Here’s a bit of my story, the journey that brought me to this topic of nature as a healer…
I was brought up by an adventure-loving single-mother and an involved extended family of outdoor enthusiasts. We often went camping and weekends were always occupied with an outdoor activity. I was the black sheep, the Millennial who was always chastised for wanting to play my Gameboy instead of trekking the four-hour hike up to some awe-inspiring lookout. My family members are big fans of type-1 fun, activities that require considerable effort and are most enjoyed at the finish line. I am more of a type-2-fun woman; I love the thrill of risk and competition considerably more than the painstaking grind of physical struggle. My childhood was full of playful, outdoor activities and adventures, and my mental health plummeted when I turned away from this lifestyle, morphing into a teen trapped behind a screen.
Now, I am 33 years old, and I spend most of my days working on my computer. I have come to appreciate and look forward to the time I spend in nature, whether it is an introspective hike with my dog, philosophical stargazing with my friends or exhilarating white-water-canoeing with my partner and stepsons. I also recognize, from experience, the challenges of committing time and effort amid a busy adult life to leave room for this involved form of play. Mental health is a continuous struggle in my life, especially through the isolation-inducing Covid-19 pandemic, and I know that, when I dedicate time to them, playful adventures in nature enhance my overall wellness and decrease the power of stress, anxiety, and depression in my life. When I engage in these activities strategically, they also support me on my personal healing journey towards self- awareness and acceptance.
I have had negative experiences as a client in therapy, but I am not convinced that nature, play or adventure can singularly be the self-help, solve-all for North America’s current mental health crisis. I find myself wondering: How can we marry these topics of therapy, play, nature, and adventure? Can they be blended into a wellness model that extends beyond the difficult to access adventure/wilderness therapies, with their time, money and skill requirements? I wondered if outdoor-adventure-play could be an avenue for smaller interventions, or psychotherapy homework, when working with adult clients.

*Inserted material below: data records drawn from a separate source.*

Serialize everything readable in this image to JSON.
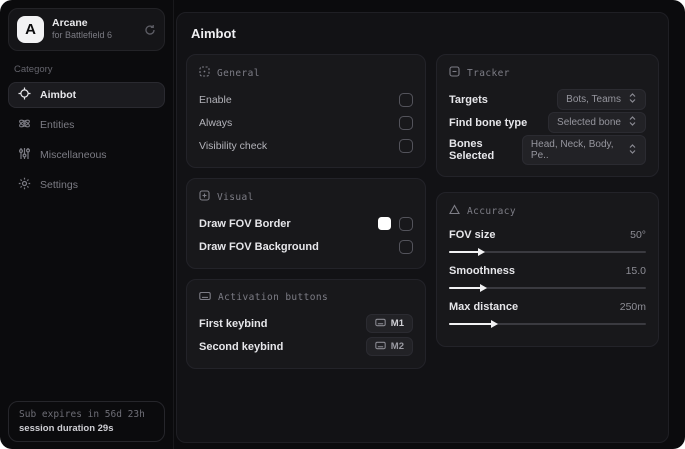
{
  "sidebar": {
    "logo_letter": "A",
    "app_name": "Arcane",
    "app_subtitle": "for Battlefield 6",
    "category_label": "Category",
    "items": [
      {
        "label": "Aimbot",
        "icon": "crosshair-icon",
        "active": true
      },
      {
        "label": "Entities",
        "icon": "atom-icon",
        "active": false
      },
      {
        "label": "Miscellaneous",
        "icon": "sliders-icon",
        "active": false
      },
      {
        "label": "Settings",
        "icon": "gear-icon",
        "active": false
      }
    ],
    "status": {
      "line1": "Sub expires in 56d 23h",
      "line2": "session duration 29s"
    }
  },
  "main": {
    "title": "Aimbot",
    "general": {
      "title": "General",
      "rows": [
        {
          "label": "Enable",
          "checked": false
        },
        {
          "label": "Always",
          "checked": false
        },
        {
          "label": "Visibility check",
          "checked": false
        }
      ]
    },
    "visual": {
      "title": "Visual",
      "rows": [
        {
          "label": "Draw FOV Border",
          "swatch_color": "#ffffff",
          "checked": false
        },
        {
          "label": "Draw FOV Background",
          "checked": false
        }
      ]
    },
    "activation": {
      "title": "Activation buttons",
      "rows": [
        {
          "label": "First keybind",
          "key": "M1"
        },
        {
          "label": "Second keybind",
          "key": "M2"
        }
      ]
    },
    "tracker": {
      "title": "Tracker",
      "rows": [
        {
          "label": "Targets",
          "value": "Bots, Teams"
        },
        {
          "label": "Find bone type",
          "value": "Selected bone"
        },
        {
          "label": "Bones Selected",
          "value": "Head, Neck, Body, Pe.."
        }
      ]
    },
    "accuracy": {
      "title": "Accuracy",
      "sliders": [
        {
          "label": "FOV size",
          "value": "50°",
          "fill": "15%"
        },
        {
          "label": "Smoothness",
          "value": "15.0",
          "fill": "16%"
        },
        {
          "label": "Max distance",
          "value": "250m",
          "fill": "22%"
        }
      ]
    }
  },
  "colors": {
    "window_bg": "#0b0b0d",
    "panel_bg": "#121215",
    "card_bg": "#18181b",
    "accent_swatch": "#ffffff",
    "text_bright": "#e6e6ea",
    "text_dim": "#7d7d86"
  }
}
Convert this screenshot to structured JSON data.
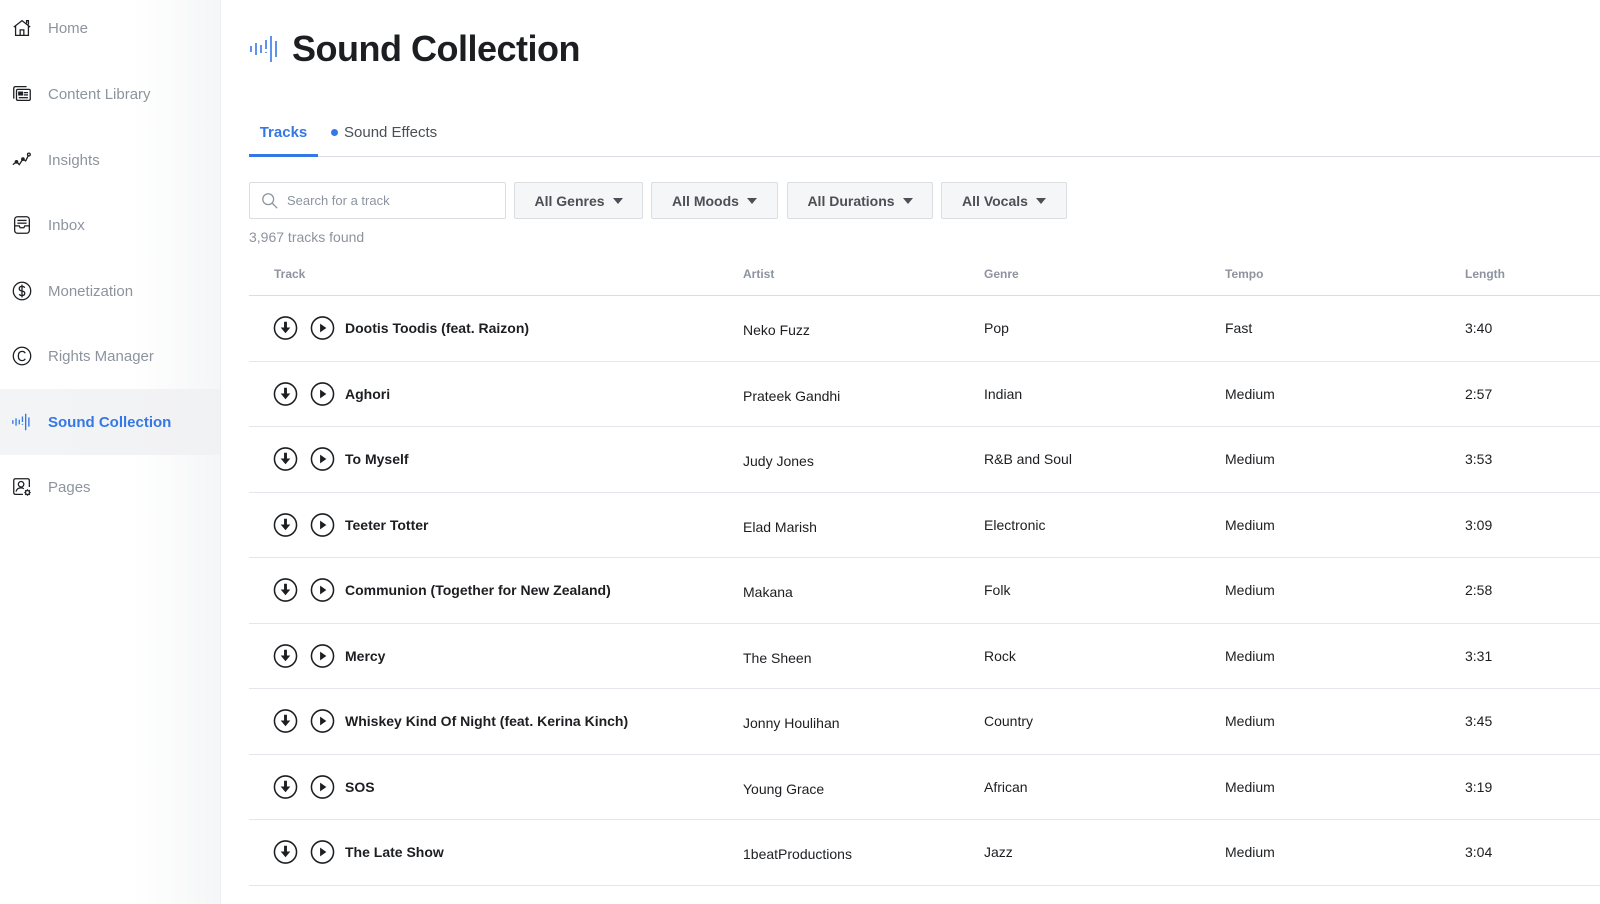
{
  "sidebar": {
    "items": [
      {
        "label": "Home",
        "icon": "home-icon",
        "active": false
      },
      {
        "label": "Content Library",
        "icon": "content-library-icon",
        "active": false
      },
      {
        "label": "Insights",
        "icon": "insights-icon",
        "active": false
      },
      {
        "label": "Inbox",
        "icon": "inbox-icon",
        "active": false
      },
      {
        "label": "Monetization",
        "icon": "dollar-icon",
        "active": false
      },
      {
        "label": "Rights Manager",
        "icon": "copyright-icon",
        "active": false
      },
      {
        "label": "Sound Collection",
        "icon": "soundwave-icon",
        "active": true
      },
      {
        "label": "Pages",
        "icon": "pages-icon",
        "active": false
      }
    ]
  },
  "header": {
    "title": "Sound Collection",
    "icon": "soundwave-icon"
  },
  "tabs": [
    {
      "label": "Tracks",
      "active": true
    },
    {
      "label": "Sound Effects",
      "active": false,
      "badge_dot": true
    }
  ],
  "filters": {
    "search_placeholder": "Search for a track",
    "search_value": "",
    "dropdowns": [
      {
        "label": "All Genres"
      },
      {
        "label": "All Moods"
      },
      {
        "label": "All Durations"
      },
      {
        "label": "All Vocals"
      }
    ]
  },
  "results_count": "3,967 tracks found",
  "table": {
    "columns": [
      "Track",
      "Artist",
      "Genre",
      "Tempo",
      "Length"
    ],
    "rows": [
      {
        "title": "Dootis Toodis (feat. Raizon)",
        "artist": "Neko Fuzz",
        "genre": "Pop",
        "tempo": "Fast",
        "length": "3:40"
      },
      {
        "title": "Aghori",
        "artist": "Prateek Gandhi",
        "genre": "Indian",
        "tempo": "Medium",
        "length": "2:57"
      },
      {
        "title": "To Myself",
        "artist": "Judy Jones",
        "genre": "R&B and Soul",
        "tempo": "Medium",
        "length": "3:53"
      },
      {
        "title": "Teeter Totter",
        "artist": "Elad Marish",
        "genre": "Electronic",
        "tempo": "Medium",
        "length": "3:09"
      },
      {
        "title": "Communion (Together for New Zealand)",
        "artist": "Makana",
        "genre": "Folk",
        "tempo": "Medium",
        "length": "2:58"
      },
      {
        "title": "Mercy",
        "artist": "The Sheen",
        "genre": "Rock",
        "tempo": "Medium",
        "length": "3:31"
      },
      {
        "title": "Whiskey Kind Of Night (feat. Kerina Kinch)",
        "artist": "Jonny Houlihan",
        "genre": "Country",
        "tempo": "Medium",
        "length": "3:45"
      },
      {
        "title": "SOS",
        "artist": "Young Grace",
        "genre": "African",
        "tempo": "Medium",
        "length": "3:19"
      },
      {
        "title": "The Late Show",
        "artist": "1beatProductions",
        "genre": "Jazz",
        "tempo": "Medium",
        "length": "3:04"
      }
    ]
  },
  "colors": {
    "accent": "#3578e5",
    "text_primary": "#1c1e21",
    "text_muted": "#8d949e"
  }
}
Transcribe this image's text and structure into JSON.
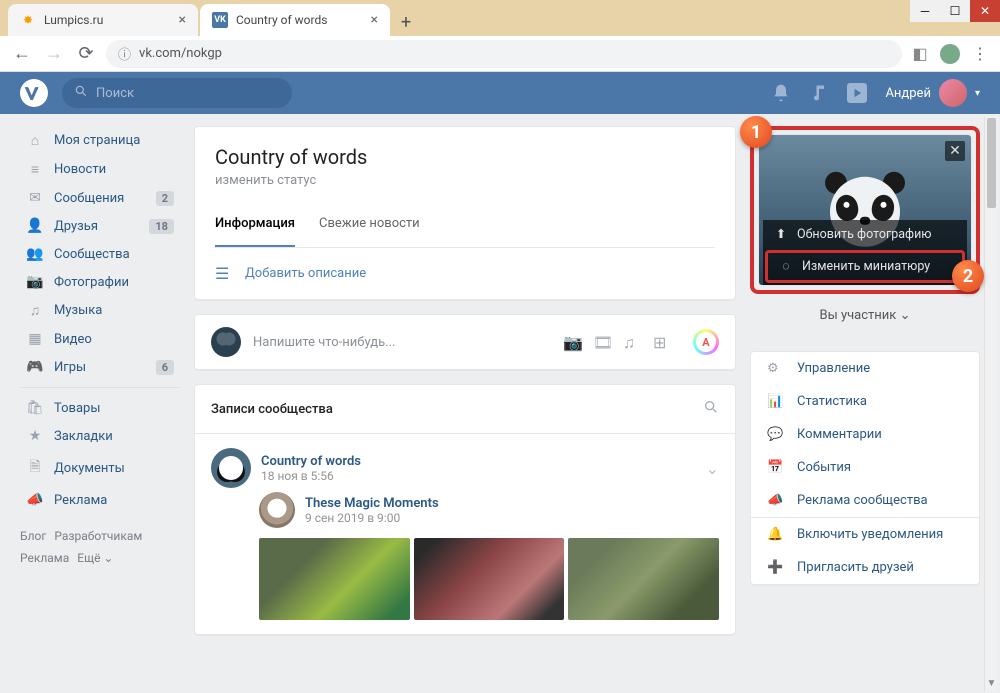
{
  "browser": {
    "tabs": [
      {
        "title": "Lumpics.ru"
      },
      {
        "title": "Country of words"
      }
    ],
    "url": "vk.com/nokgp"
  },
  "vk_header": {
    "logo": "VK",
    "search_placeholder": "Поиск",
    "user_name": "Андрей"
  },
  "sidebar": {
    "items": [
      {
        "icon": "home",
        "label": "Моя страница",
        "badge": ""
      },
      {
        "icon": "feed",
        "label": "Новости",
        "badge": ""
      },
      {
        "icon": "msg",
        "label": "Сообщения",
        "badge": "2"
      },
      {
        "icon": "friends",
        "label": "Друзья",
        "badge": "18"
      },
      {
        "icon": "groups",
        "label": "Сообщества",
        "badge": ""
      },
      {
        "icon": "photo",
        "label": "Фотографии",
        "badge": ""
      },
      {
        "icon": "music",
        "label": "Музыка",
        "badge": ""
      },
      {
        "icon": "video",
        "label": "Видео",
        "badge": ""
      },
      {
        "icon": "games",
        "label": "Игры",
        "badge": "6"
      }
    ],
    "items2": [
      {
        "icon": "market",
        "label": "Товары"
      },
      {
        "icon": "bookmark",
        "label": "Закладки"
      },
      {
        "icon": "docs",
        "label": "Документы"
      },
      {
        "icon": "ads",
        "label": "Реклама"
      }
    ],
    "footer": {
      "blog": "Блог",
      "devs": "Разработчикам",
      "ads": "Реклама",
      "more": "Ещё"
    }
  },
  "profile": {
    "title": "Country of words",
    "status": "изменить статус",
    "tab_info": "Информация",
    "tab_news": "Свежие новости",
    "add_desc": "Добавить описание"
  },
  "compose": {
    "placeholder": "Напишите что-нибудь..."
  },
  "wall": {
    "header": "Записи сообщества",
    "post_name": "Country of words",
    "post_date": "18 ноя в 5:56",
    "repost_name": "These Magic Moments",
    "repost_date": "9 сен 2019 в 9:00"
  },
  "cover": {
    "update_photo": "Обновить фотографию",
    "change_thumb": "Изменить миниатюру",
    "member_status": "Вы участник"
  },
  "admin": {
    "manage": "Управление",
    "stats": "Статистика",
    "comments": "Комментарии",
    "events": "События",
    "ads": "Реклама сообщества",
    "notify": "Включить уведомления",
    "invite": "Пригласить друзей"
  },
  "callouts": {
    "one": "1",
    "two": "2"
  }
}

This is what sparked my deep dive into my own style of nature-based therapy: Outdoor-Adventure-Play Interventions, or OAPIs for short. I embarked on my Master’s thesis with gusto and came out a bit withered from the effort but much wiser too.
Personal experience has led me to believe in the benefits of both vigorous and less-active outdoor leisure and the pull of eudemonic motives (belonging, accomplishment) beyond the more commonly cited hedonistic motives (thrill-seeking). For this reason, I define outdoor-adventure-play as any playful adventure in a natural environment, in order to capture a diverse and accessible experience that is not relegated to an extreme demographic of adrenaline seekers or hedonists seeking to conquer nature. These parameters are useful, but not rigid, since excursions are not the only format that can create therapy from adventure. When we broaden our understanding of adventure and creatively employ it for therapeutic purposes, it becomes a versatile mechanism for change that could simply involve a person in their own backyard, without all the expensive adventure gear.
Adventure is an ambiguous term, but I describe it as a novel or uncertain activity involving kinaesthetic awareness and the voluntary seeking of physical and mental challenges. Adventure is distinct from play because it involves some element of novelty or the unknown. I believe this makes it a valuable tool for therapeutic self-discovery. Since the external environment for outdoor-adventure-play is nature, risk is inherent. This means that the adventure mechanism for this model does not need to be extreme (like rock-climbing or white-water paddling), and could be aligned with the boundaries, abilities, and interests of the person.
So with all that said, what is an OAPI?
OAPIs are useful constructs for proactive and playful approaches to the current mental health crisis.
It’s simple as that!
Therapy is expensive, but nature is an undervalued and under-utilized healer who offers experiential self-restoration for free! By using OAPIs, we can turn relaxing or existential experiences in the outdoors into actual therapeutic processes.
The key is to begin with a personal intention, to do whatever activity you are called to do, and then make the growth concrete by reflecting on it with a notebook, friend, or therapist.
I see mental health as a cyclical journey of diminishing distressing symptoms, as well as increasing feelings of wholeness, authenticity and belonging. I truly believe that we can partner with nature to achieve holistic health and to support us on our journey to reaching our potential in the world.
Follow my Instagram account, to watch as I employ OAPIs to my own life! 🙂
*** If you are interested in reading my Masters Thesis, a 100-page document on this topic, then reach out to me (firstname.lastname@example.org) and I will send it over at no cost. I’m happy to share what I learned with the world!